→ What you will do:
Reproduce all the entries beneath this sentence exactly.
[Opening Provided information section]
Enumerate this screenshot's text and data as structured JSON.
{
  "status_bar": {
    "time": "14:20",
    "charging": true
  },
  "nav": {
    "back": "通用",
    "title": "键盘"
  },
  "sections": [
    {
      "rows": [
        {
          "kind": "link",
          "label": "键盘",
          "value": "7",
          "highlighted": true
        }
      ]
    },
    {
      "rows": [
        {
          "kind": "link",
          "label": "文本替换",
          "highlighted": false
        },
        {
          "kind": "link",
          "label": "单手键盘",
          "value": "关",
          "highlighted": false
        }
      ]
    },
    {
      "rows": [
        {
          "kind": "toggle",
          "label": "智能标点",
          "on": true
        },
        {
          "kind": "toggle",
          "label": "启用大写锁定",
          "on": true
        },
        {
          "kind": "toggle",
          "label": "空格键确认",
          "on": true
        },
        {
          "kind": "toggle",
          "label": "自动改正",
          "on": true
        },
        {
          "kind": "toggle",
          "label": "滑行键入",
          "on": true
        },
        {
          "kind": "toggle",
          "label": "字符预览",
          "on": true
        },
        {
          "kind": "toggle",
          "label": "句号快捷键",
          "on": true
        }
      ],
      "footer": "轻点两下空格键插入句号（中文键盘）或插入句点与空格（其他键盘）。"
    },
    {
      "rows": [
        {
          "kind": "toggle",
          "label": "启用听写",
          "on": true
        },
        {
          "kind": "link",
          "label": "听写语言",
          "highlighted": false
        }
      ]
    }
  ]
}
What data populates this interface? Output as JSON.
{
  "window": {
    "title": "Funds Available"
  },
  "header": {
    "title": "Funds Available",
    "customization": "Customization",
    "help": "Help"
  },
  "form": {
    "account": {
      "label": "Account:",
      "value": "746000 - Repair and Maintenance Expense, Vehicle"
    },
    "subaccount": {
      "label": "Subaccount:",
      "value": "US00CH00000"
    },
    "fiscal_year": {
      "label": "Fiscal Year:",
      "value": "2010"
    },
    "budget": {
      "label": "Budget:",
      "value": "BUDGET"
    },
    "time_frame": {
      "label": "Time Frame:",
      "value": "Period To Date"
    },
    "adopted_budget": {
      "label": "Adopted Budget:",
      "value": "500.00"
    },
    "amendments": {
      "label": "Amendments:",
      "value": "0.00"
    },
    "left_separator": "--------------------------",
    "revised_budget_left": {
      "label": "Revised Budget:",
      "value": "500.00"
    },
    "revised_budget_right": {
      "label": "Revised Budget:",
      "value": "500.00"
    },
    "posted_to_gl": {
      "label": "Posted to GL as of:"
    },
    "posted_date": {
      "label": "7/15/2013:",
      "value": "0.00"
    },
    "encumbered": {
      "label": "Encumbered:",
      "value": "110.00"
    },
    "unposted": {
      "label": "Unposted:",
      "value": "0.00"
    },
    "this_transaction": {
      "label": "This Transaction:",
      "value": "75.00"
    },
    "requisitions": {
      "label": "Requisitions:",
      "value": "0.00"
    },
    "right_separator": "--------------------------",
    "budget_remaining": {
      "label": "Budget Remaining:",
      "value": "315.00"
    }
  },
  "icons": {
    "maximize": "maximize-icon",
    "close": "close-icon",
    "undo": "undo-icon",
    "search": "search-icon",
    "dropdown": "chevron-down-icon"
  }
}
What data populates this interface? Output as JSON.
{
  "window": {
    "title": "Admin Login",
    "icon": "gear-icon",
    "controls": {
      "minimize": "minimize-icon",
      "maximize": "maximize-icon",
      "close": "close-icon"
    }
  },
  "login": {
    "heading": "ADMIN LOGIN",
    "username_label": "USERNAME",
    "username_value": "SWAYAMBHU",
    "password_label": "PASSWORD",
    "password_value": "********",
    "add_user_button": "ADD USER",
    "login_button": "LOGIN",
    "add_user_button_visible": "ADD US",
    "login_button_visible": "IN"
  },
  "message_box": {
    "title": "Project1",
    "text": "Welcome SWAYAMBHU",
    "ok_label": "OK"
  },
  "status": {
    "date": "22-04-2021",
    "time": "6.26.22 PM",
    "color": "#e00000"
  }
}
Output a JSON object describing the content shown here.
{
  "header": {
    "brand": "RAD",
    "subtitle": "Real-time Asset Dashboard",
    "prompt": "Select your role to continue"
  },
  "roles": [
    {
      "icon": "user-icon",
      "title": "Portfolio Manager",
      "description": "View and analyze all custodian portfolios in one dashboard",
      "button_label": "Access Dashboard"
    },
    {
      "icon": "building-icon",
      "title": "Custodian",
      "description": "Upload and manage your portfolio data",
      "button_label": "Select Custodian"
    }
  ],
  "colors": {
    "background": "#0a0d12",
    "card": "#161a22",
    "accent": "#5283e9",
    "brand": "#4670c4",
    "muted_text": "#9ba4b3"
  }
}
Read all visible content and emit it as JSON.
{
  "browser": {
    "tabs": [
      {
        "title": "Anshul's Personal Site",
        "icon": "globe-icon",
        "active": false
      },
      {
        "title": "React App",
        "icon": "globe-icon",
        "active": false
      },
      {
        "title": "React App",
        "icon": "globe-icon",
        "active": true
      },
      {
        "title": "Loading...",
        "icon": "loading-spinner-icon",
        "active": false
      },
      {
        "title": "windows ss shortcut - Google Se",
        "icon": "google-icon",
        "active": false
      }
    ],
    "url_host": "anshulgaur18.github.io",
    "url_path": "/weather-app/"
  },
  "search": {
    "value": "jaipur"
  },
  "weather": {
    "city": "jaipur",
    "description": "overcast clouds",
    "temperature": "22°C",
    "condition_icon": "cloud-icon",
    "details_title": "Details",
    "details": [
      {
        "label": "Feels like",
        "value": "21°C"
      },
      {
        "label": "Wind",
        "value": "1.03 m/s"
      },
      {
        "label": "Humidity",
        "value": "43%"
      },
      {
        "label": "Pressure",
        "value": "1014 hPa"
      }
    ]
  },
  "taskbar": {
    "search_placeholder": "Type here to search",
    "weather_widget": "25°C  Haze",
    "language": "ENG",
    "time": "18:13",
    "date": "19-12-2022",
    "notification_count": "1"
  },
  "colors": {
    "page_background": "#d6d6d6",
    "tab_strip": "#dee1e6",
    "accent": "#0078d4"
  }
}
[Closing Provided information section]
→ Solution to the exercise:
Enumerate this screenshot's text and data as structured JSON.
{
  "status_bar": {
    "time": "14:20",
    "charging": true
  },
  "nav": {
    "back": "通用",
    "title": "键盘"
  },
  "sections": [
    {
      "rows": [
        {
          "kind": "link",
          "label": "键盘",
          "value": "7",
          "highlighted": true
        }
      ]
    },
    {
      "rows": [
        {
          "kind": "link",
          "label": "文本替换",
          "highlighted": false
        },
        {
          "kind": "link",
          "label": "单手键盘",
          "value": "关",
          "highlighted": false
        }
      ]
    },
    {
      "rows": [
        {
          "kind": "toggle",
          "label": "智能标点",
          "on": true
        },
        {
          "kind": "toggle",
          "label": "启用大写锁定",
          "on": true
        },
        {
          "kind": "toggle",
          "label": "空格键确认",
          "on": true
        },
        {
          "kind": "toggle",
          "label": "自动改正",
          "on": true
        },
        {
          "kind": "toggle",
          "label": "滑行键入",
          "on": true
        },
        {
          "kind": "toggle",
          "label": "字符预览",
          "on": true
        },
        {
          "kind": "toggle",
          "label": "句号快捷键",
          "on": true
        }
      ],
      "footer": "轻点两下空格键插入句号（中文键盘）或插入句点与空格（其他键盘）。"
    },
    {
      "rows": [
        {
          "kind": "toggle",
          "label": "启用听写",
          "on": true
        },
        {
          "kind": "link",
          "label": "听写语言",
          "highlighted": false
        }
      ]
    }
  ]
}
What data populates this interface? Output as JSON.
{
  "window": {
    "title": "Funds Available"
  },
  "header": {
    "title": "Funds Available",
    "customization": "Customization",
    "help": "Help"
  },
  "form": {
    "account": {
      "label": "Account:",
      "value": "746000 - Repair and Maintenance Expense, Vehicle"
    },
    "subaccount": {
      "label": "Subaccount:",
      "value": "US00CH00000"
    },
    "fiscal_year": {
      "label": "Fiscal Year:",
      "value": "2010"
    },
    "budget": {
      "label": "Budget:",
      "value": "BUDGET"
    },
    "time_frame": {
      "label": "Time Frame:",
      "value": "Period To Date"
    },
    "adopted_budget": {
      "label": "Adopted Budget:",
      "value": "500.00"
    },
    "amendments": {
      "label": "Amendments:",
      "value": "0.00"
    },
    "left_separator": "--------------------------",
    "revised_budget_left": {
      "label": "Revised Budget:",
      "value": "500.00"
    },
    "revised_budget_right": {
      "label": "Revised Budget:",
      "value": "500.00"
    },
    "posted_to_gl": {
      "label": "Posted to GL as of:"
    },
    "posted_date": {
      "label": "7/15/2013:",
      "value": "0.00"
    },
    "encumbered": {
      "label": "Encumbered:",
      "value": "110.00"
    },
    "unposted": {
      "label": "Unposted:",
      "value": "0.00"
    },
    "this_transaction": {
      "label": "This Transaction:",
      "value": "75.00"
    },
    "requisitions": {
      "label": "Requisitions:",
      "value": "0.00"
    },
    "right_separator": "--------------------------",
    "budget_remaining": {
      "label": "Budget Remaining:",
      "value": "315.00"
    }
  },
  "icons": {
    "maximize": "maximize-icon",
    "close": "close-icon",
    "undo": "undo-icon",
    "search": "search-icon",
    "dropdown": "chevron-down-icon"
  }
}
What data populates this interface? Output as JSON.
{
  "window": {
    "title": "Admin Login",
    "icon": "gear-icon",
    "controls": {
      "minimize": "minimize-icon",
      "maximize": "maximize-icon",
      "close": "close-icon"
    }
  },
  "login": {
    "heading": "ADMIN LOGIN",
    "username_label": "USERNAME",
    "username_value": "SWAYAMBHU",
    "password_label": "PASSWORD",
    "password_value": "********",
    "add_user_button": "ADD USER",
    "login_button": "LOGIN",
    "add_user_button_visible": "ADD US",
    "login_button_visible": "IN"
  },
  "message_box": {
    "title": "Project1",
    "text": "Welcome SWAYAMBHU",
    "ok_label": "OK"
  },
  "status": {
    "date": "22-04-2021",
    "time": "6.26.22 PM",
    "color": "#e00000"
  }
}
Output a JSON object describing the content shown here.
{
  "header": {
    "brand": "RAD",
    "subtitle": "Real-time Asset Dashboard",
    "prompt": "Select your role to continue"
  },
  "roles": [
    {
      "icon": "user-icon",
      "title": "Portfolio Manager",
      "description": "View and analyze all custodian portfolios in one dashboard",
      "button_label": "Access Dashboard"
    },
    {
      "icon": "building-icon",
      "title": "Custodian",
      "description": "Upload and manage your portfolio data",
      "button_label": "Select Custodian"
    }
  ],
  "colors": {
    "background": "#0a0d12",
    "card": "#161a22",
    "accent": "#5283e9",
    "brand": "#4670c4",
    "muted_text": "#9ba4b3"
  }
}
Read all visible content and emit it as JSON.
{
  "browser": {
    "tabs": [
      {
        "title": "Anshul's Personal Site",
        "icon": "globe-icon",
        "active": false
      },
      {
        "title": "React App",
        "icon": "globe-icon",
        "active": false
      },
      {
        "title": "React App",
        "icon": "globe-icon",
        "active": true
      },
      {
        "title": "Loading...",
        "icon": "loading-spinner-icon",
        "active": false
      },
      {
        "title": "windows ss shortcut - Google Se",
        "icon": "google-icon",
        "active": false
      }
    ],
    "url_host": "anshulgaur18.github.io",
    "url_path": "/weather-app/"
  },
  "search": {
    "value": "jaipur"
  },
  "weather": {
    "city": "jaipur",
    "description": "overcast clouds",
    "temperature": "22°C",
    "condition_icon": "cloud-icon",
    "details_title": "Details",
    "details": [
      {
        "label": "Feels like",
        "value": "21°C"
      },
      {
        "label": "Wind",
        "value": "1.03 m/s"
      },
      {
        "label": "Humidity",
        "value": "43%"
      },
      {
        "label": "Pressure",
        "value": "1014 hPa"
      }
    ]
  },
  "taskbar": {
    "search_placeholder": "Type here to search",
    "weather_widget": "25°C  Haze",
    "language": "ENG",
    "time": "18:13",
    "date": "19-12-2022",
    "notification_count": "1"
  },
  "colors": {
    "page_background": "#d6d6d6",
    "tab_strip": "#dee1e6",
    "accent": "#0078d4"
  }
}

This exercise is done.